→ **Supplied data**:
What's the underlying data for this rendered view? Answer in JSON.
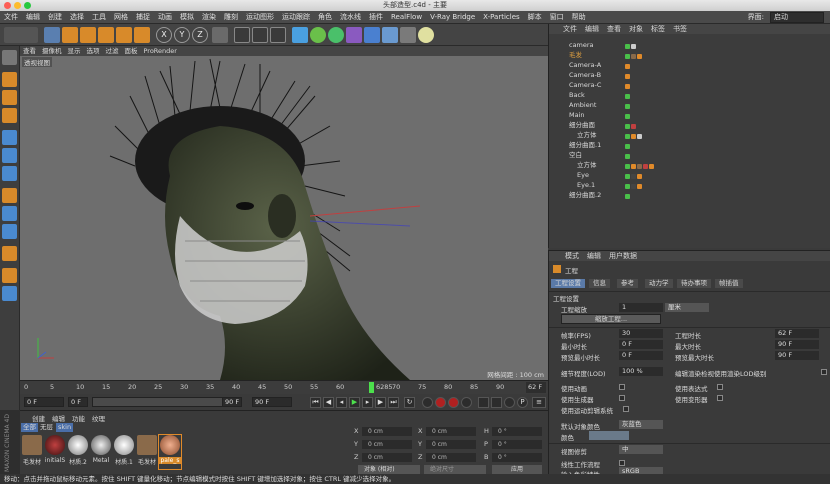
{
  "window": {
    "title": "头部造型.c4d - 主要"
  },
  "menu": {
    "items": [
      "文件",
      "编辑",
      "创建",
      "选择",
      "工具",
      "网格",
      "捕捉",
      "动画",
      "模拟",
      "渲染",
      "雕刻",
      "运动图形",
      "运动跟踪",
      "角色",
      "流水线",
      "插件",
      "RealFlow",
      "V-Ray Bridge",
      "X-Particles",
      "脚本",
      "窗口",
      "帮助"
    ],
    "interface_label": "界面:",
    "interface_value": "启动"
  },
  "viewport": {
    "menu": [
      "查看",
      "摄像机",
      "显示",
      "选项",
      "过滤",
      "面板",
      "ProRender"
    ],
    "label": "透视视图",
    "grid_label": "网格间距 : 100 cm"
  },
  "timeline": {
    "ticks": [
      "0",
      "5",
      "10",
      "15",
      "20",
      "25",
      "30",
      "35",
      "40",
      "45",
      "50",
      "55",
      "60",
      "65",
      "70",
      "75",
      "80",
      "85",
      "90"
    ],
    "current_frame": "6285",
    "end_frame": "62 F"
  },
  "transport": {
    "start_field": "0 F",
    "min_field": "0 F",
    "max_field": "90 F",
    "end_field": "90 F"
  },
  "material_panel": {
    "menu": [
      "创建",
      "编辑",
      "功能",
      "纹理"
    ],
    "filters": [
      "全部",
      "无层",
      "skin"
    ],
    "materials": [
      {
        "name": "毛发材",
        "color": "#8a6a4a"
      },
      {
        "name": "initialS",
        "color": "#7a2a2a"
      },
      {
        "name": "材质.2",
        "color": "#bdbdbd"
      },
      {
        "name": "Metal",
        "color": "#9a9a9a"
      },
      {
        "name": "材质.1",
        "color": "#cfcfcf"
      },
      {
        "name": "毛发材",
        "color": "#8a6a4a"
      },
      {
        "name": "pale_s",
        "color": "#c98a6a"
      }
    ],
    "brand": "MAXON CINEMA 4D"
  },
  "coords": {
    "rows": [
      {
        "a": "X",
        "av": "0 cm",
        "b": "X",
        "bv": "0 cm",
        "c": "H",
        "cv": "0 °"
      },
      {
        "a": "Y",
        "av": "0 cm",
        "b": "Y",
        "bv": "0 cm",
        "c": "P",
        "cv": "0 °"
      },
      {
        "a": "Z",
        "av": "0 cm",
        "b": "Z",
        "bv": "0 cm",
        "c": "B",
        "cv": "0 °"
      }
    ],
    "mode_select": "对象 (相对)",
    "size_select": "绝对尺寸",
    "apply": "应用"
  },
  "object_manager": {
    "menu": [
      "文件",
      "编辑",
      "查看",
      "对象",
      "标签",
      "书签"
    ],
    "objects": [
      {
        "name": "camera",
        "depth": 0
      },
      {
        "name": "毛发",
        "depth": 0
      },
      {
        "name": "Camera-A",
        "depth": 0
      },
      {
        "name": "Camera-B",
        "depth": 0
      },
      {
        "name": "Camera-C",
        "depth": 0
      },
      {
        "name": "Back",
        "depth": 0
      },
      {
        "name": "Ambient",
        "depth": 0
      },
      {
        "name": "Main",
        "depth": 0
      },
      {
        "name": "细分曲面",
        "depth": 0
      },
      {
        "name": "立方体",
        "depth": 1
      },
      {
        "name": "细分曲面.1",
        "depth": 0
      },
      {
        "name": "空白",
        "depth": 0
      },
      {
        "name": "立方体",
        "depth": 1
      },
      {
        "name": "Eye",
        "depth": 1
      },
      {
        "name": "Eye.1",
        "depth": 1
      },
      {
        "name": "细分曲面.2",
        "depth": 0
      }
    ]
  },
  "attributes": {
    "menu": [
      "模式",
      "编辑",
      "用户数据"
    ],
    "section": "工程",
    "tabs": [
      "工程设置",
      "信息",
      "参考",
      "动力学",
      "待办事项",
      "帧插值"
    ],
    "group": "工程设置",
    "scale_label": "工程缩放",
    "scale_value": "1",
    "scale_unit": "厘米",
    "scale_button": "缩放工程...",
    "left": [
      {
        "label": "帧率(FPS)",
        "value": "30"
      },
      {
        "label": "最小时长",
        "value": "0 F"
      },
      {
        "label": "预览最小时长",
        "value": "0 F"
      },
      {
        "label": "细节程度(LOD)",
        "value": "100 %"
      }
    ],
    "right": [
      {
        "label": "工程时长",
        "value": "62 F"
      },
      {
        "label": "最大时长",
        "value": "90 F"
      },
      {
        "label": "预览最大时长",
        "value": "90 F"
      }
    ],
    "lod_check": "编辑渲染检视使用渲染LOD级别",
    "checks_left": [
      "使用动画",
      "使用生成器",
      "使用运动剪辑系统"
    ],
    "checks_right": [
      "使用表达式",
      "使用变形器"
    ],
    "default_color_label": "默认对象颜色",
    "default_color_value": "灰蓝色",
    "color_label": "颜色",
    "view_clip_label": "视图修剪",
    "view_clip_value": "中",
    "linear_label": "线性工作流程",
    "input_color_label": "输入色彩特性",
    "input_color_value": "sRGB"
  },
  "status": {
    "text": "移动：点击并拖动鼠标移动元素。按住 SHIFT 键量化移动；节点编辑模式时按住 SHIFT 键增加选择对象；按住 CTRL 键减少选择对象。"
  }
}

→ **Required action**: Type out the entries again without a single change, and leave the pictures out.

→ **Exercise solution**:
What's the underlying data for this rendered view? Answer in JSON.
{
  "window": {
    "title": "头部造型.c4d - 主要"
  },
  "menu": {
    "items": [
      "文件",
      "编辑",
      "创建",
      "选择",
      "工具",
      "网格",
      "捕捉",
      "动画",
      "模拟",
      "渲染",
      "雕刻",
      "运动图形",
      "运动跟踪",
      "角色",
      "流水线",
      "插件",
      "RealFlow",
      "V-Ray Bridge",
      "X-Particles",
      "脚本",
      "窗口",
      "帮助"
    ],
    "interface_label": "界面:",
    "interface_value": "启动"
  },
  "viewport": {
    "menu": [
      "查看",
      "摄像机",
      "显示",
      "选项",
      "过滤",
      "面板",
      "ProRender"
    ],
    "label": "透视视图",
    "grid_label": "网格间距 : 100 cm"
  },
  "timeline": {
    "ticks": [
      "0",
      "5",
      "10",
      "15",
      "20",
      "25",
      "30",
      "35",
      "40",
      "45",
      "50",
      "55",
      "60",
      "65",
      "70",
      "75",
      "80",
      "85",
      "90"
    ],
    "current_frame": "6285",
    "end_frame": "62 F"
  },
  "transport": {
    "start_field": "0 F",
    "min_field": "0 F",
    "max_field": "90 F",
    "end_field": "90 F"
  },
  "material_panel": {
    "menu": [
      "创建",
      "编辑",
      "功能",
      "纹理"
    ],
    "filters": [
      "全部",
      "无层",
      "skin"
    ],
    "materials": [
      {
        "name": "毛发材",
        "color": "#8a6a4a"
      },
      {
        "name": "initialS",
        "color": "#7a2a2a"
      },
      {
        "name": "材质.2",
        "color": "#bdbdbd"
      },
      {
        "name": "Metal",
        "color": "#9a9a9a"
      },
      {
        "name": "材质.1",
        "color": "#cfcfcf"
      },
      {
        "name": "毛发材",
        "color": "#8a6a4a"
      },
      {
        "name": "pale_s",
        "color": "#c98a6a"
      }
    ],
    "brand": "MAXON CINEMA 4D"
  },
  "coords": {
    "rows": [
      {
        "a": "X",
        "av": "0 cm",
        "b": "X",
        "bv": "0 cm",
        "c": "H",
        "cv": "0 °"
      },
      {
        "a": "Y",
        "av": "0 cm",
        "b": "Y",
        "bv": "0 cm",
        "c": "P",
        "cv": "0 °"
      },
      {
        "a": "Z",
        "av": "0 cm",
        "b": "Z",
        "bv": "0 cm",
        "c": "B",
        "cv": "0 °"
      }
    ],
    "mode_select": "对象 (相对)",
    "size_select": "绝对尺寸",
    "apply": "应用"
  },
  "object_manager": {
    "menu": [
      "文件",
      "编辑",
      "查看",
      "对象",
      "标签",
      "书签"
    ],
    "objects": [
      {
        "name": "camera",
        "depth": 0
      },
      {
        "name": "毛发",
        "depth": 0
      },
      {
        "name": "Camera-A",
        "depth": 0
      },
      {
        "name": "Camera-B",
        "depth": 0
      },
      {
        "name": "Camera-C",
        "depth": 0
      },
      {
        "name": "Back",
        "depth": 0
      },
      {
        "name": "Ambient",
        "depth": 0
      },
      {
        "name": "Main",
        "depth": 0
      },
      {
        "name": "细分曲面",
        "depth": 0
      },
      {
        "name": "立方体",
        "depth": 1
      },
      {
        "name": "细分曲面.1",
        "depth": 0
      },
      {
        "name": "空白",
        "depth": 0
      },
      {
        "name": "立方体",
        "depth": 1
      },
      {
        "name": "Eye",
        "depth": 1
      },
      {
        "name": "Eye.1",
        "depth": 1
      },
      {
        "name": "细分曲面.2",
        "depth": 0
      }
    ]
  },
  "attributes": {
    "menu": [
      "模式",
      "编辑",
      "用户数据"
    ],
    "section": "工程",
    "tabs": [
      "工程设置",
      "信息",
      "参考",
      "动力学",
      "待办事项",
      "帧插值"
    ],
    "group": "工程设置",
    "scale_label": "工程缩放",
    "scale_value": "1",
    "scale_unit": "厘米",
    "scale_button": "缩放工程...",
    "left": [
      {
        "label": "帧率(FPS)",
        "value": "30"
      },
      {
        "label": "最小时长",
        "value": "0 F"
      },
      {
        "label": "预览最小时长",
        "value": "0 F"
      },
      {
        "label": "细节程度(LOD)",
        "value": "100 %"
      }
    ],
    "right": [
      {
        "label": "工程时长",
        "value": "62 F"
      },
      {
        "label": "最大时长",
        "value": "90 F"
      },
      {
        "label": "预览最大时长",
        "value": "90 F"
      }
    ],
    "lod_check": "编辑渲染检视使用渲染LOD级别",
    "checks_left": [
      "使用动画",
      "使用生成器",
      "使用运动剪辑系统"
    ],
    "checks_right": [
      "使用表达式",
      "使用变形器"
    ],
    "default_color_label": "默认对象颜色",
    "default_color_value": "灰蓝色",
    "color_label": "颜色",
    "view_clip_label": "视图修剪",
    "view_clip_value": "中",
    "linear_label": "线性工作流程",
    "input_color_label": "输入色彩特性",
    "input_color_value": "sRGB"
  },
  "status": {
    "text": "移动：点击并拖动鼠标移动元素。按住 SHIFT 键量化移动；节点编辑模式时按住 SHIFT 键增加选择对象；按住 CTRL 键减少选择对象。"
  }
}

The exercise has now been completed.